If a patient cannot tolerate either of these medications—”including financially”—then aspirin is a fine alternative, he added. 81 mg is a perfectly acceptable dose and not inferior to 325 mg.
If a person is already on aspirin and has a stroke, switch them to clopidogrel or aspirin/dipyridamole. If he or she has a stroke while on clopidogrel or aspirin/dipyridamole, it's not clear what to do, as there are no data. “I often switch to the one they are not on, thinking they may be intolerant to the first. Do not add a second antiplatelet—there is no current proven benefit in the long term—and do not anticoagulate them,” he said.
Other things to do in acute stroke are to give a high-dose statin to anyone with an LDL cholesterol level higher than 100 mg/dL and to control glucose and fever tightly since both are deleterious in the setting of brain injury. It's also wise to give enoxaparin for deep venous thrombosis prophylaxis, except never within 24 hours of tPA, Dr. Josephson said.

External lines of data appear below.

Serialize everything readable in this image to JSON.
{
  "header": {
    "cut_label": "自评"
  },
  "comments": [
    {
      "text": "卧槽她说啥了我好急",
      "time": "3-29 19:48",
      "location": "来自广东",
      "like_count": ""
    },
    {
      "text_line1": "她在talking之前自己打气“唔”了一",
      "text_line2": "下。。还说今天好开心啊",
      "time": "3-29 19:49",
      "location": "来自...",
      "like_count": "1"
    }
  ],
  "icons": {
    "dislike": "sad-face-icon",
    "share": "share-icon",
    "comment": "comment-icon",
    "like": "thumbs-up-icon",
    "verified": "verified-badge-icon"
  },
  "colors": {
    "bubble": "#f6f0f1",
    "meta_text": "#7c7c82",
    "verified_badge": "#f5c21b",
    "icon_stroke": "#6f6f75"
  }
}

One common mistake is to lower blood pressure unnecessarily in stroke patients, he added. National guidelines say to lower blood pressure in the setting of ischemic stroke only if the pressure is above 220 mm Hg systolic—a strategy called “permissive hypertension” except if tPA is given, where lower targets are recommended for the first 24 hours. “Remember, the higher the blood pressure [the more] blood flow is getting to areas of the brain that are starved and ischemic, but not yet infarcted,” he said.
When to stop permissive hypertension is controversial, and there are no good data on the subject, Dr. Josephson said. “At our place, we start a medication about 72 hours after the stroke or before discharge. We aim for normotension in the next month or so, using thiazides and [angiotensin-converting enzyme] inhibitors as our preferential drugs,” he said.
A word about TIAs
If a patient has a transient ischemic attack (TIA), perform exactly the same workup as you would for a stroke, and try to do it quickly, within 48 hours, Dr. Josephson said.
“Multiple trials show that if you take a person with TIA and quickly do everything—start them on an antiplatelet, perform an echo, look at the carotids, look for afib—you can reduce the risk of subsequent stroke by 75% to 80%,” he said.
The workup can be done either in the hospital or as an outpatient, if possible. “If you have the capability to get these done as an outpatient, great, but don't tell your patients to follow up with a primary care physician in a week or two to get all this done,” he said. “There is a high risk of recurrent events with TIA, and you have an opportunity to help these folks if you act quickly.”